|"Welcome to Baskerville Hall, Sir Henry."|
It has long been held by some readers that later Sherlock Holmes stories show a decline in quality from the early days.
In his memoirs, Sir Arthur Conan Doyle quoted a Cornish boatman who told him, “I think, sir, when Holmes fell over that cliff, he may not have killed himself, but all the same he was never quite the same man afterwards.
To quote Nero Wolfe: “Pfui!”
Five out of the nine volumes of the Canon were written in the Twentieth Century. The first of those five was The Hound of the Baskervilles, the greatest, the most famous, and the most filmed Holmes adventure of them all.
Let’s look at just a few other standout stories of the post-Reichenbach period:
- “The Adventure of the Empty House” – Holmes’s account of his wanderings during The Great Hiatus is a little suspect, but the tale has a great mystery and wonderful drama.
- “The Adventure of the Dancing Men” – surely this is a classic cipher story.
- “The Adventure of the Bruce-Partington Plans” – a detective story and a spy story in one, plus we learn that Mycroft occasionally is the British government.
- “The Adventure of the Illustrious Client” – what a villain and what a denoument!
- “His Last Bow” – my personal favorite Sherlock Holmes story because of the ending.
- The Valley of Fear – no less a critic than John Dickson Carr considered this the best Holmes novel, with a first-rate puzzle in the first half and a hard-boiled detective in the second.
Of course there are some clinkers among the later stories, notably “The Adventure of the Mazarin Stone” and “The Adventure of the Veiled Lodger.” But there are some weak stories among the first two dozen as well.

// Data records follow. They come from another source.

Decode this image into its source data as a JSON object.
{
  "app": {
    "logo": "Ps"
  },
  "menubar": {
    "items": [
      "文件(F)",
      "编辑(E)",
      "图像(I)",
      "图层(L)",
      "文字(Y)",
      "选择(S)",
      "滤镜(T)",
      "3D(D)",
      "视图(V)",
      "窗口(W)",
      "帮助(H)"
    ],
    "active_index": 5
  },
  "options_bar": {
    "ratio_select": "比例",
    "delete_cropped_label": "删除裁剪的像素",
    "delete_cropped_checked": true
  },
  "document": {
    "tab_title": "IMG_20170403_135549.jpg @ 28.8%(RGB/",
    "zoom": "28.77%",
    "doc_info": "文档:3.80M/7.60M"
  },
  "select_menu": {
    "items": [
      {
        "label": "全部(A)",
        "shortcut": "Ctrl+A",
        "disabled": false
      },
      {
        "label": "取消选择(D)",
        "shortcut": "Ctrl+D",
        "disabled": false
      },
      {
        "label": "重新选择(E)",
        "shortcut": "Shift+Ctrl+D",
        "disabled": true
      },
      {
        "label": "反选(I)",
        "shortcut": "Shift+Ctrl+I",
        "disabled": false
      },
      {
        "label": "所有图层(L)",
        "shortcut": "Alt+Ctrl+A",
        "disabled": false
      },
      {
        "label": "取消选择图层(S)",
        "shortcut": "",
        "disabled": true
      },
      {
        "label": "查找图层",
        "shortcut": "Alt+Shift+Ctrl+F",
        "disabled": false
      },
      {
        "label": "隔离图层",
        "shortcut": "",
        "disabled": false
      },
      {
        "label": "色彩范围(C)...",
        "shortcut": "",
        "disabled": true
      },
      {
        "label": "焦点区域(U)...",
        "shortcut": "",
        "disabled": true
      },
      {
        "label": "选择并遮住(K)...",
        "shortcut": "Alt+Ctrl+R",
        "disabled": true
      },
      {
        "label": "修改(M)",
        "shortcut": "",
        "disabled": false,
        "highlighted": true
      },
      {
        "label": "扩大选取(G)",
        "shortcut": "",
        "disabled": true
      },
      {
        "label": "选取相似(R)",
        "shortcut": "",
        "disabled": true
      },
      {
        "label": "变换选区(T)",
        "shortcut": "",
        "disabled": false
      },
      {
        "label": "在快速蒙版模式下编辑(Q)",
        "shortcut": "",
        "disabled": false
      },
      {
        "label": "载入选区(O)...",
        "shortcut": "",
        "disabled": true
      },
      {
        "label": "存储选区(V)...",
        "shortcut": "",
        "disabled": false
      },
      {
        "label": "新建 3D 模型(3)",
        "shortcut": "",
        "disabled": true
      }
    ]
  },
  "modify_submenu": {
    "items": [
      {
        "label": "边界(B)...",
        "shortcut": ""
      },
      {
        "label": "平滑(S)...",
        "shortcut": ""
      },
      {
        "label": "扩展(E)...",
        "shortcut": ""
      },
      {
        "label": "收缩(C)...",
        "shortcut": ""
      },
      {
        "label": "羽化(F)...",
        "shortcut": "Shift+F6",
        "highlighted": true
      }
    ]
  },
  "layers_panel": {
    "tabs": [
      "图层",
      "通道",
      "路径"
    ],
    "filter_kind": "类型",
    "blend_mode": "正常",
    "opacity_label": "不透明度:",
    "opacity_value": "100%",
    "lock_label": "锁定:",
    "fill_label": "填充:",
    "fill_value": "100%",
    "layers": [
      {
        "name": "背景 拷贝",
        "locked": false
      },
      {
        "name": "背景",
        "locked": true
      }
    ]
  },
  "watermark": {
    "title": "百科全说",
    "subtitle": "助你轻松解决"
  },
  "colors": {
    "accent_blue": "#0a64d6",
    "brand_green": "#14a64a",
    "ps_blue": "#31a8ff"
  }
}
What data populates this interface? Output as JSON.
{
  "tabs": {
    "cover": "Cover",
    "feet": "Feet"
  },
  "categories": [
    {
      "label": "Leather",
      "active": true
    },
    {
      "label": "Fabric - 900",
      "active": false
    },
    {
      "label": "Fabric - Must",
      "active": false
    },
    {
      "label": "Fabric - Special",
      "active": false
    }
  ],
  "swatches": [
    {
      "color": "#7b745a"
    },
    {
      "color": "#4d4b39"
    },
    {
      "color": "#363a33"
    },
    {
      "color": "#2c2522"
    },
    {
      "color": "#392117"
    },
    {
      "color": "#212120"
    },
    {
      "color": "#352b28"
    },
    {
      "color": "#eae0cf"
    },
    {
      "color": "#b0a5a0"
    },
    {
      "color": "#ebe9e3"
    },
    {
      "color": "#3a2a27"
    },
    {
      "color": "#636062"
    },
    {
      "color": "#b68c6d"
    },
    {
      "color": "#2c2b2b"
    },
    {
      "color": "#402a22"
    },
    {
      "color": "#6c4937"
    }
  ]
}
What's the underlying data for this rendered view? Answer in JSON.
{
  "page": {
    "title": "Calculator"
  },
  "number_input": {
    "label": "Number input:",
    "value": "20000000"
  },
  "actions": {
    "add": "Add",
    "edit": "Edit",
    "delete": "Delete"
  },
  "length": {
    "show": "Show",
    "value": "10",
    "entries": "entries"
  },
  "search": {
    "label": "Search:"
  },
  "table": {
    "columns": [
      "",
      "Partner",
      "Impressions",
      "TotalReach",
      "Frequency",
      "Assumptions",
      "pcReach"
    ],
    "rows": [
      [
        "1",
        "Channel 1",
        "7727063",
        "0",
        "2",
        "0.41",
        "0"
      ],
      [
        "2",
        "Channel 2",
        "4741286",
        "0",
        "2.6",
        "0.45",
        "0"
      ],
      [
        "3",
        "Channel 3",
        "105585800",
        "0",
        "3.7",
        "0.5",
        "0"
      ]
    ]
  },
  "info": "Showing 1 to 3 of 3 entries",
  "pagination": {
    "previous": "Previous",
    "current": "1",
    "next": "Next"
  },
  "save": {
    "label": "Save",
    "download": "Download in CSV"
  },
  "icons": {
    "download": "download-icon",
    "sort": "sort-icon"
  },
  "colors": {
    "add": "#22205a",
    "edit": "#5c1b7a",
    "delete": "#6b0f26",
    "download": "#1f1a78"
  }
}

Think of “The Adventure of the Stockbroker’s Clerk.”
Conan Doyle himself argued that “the last one is as good as the first.” The last Holmes story published in The Strand was “The Adventure of Shoscombe Old Place.” It’s a good mystery, highly underrated, and ends the 60-story series on a high note.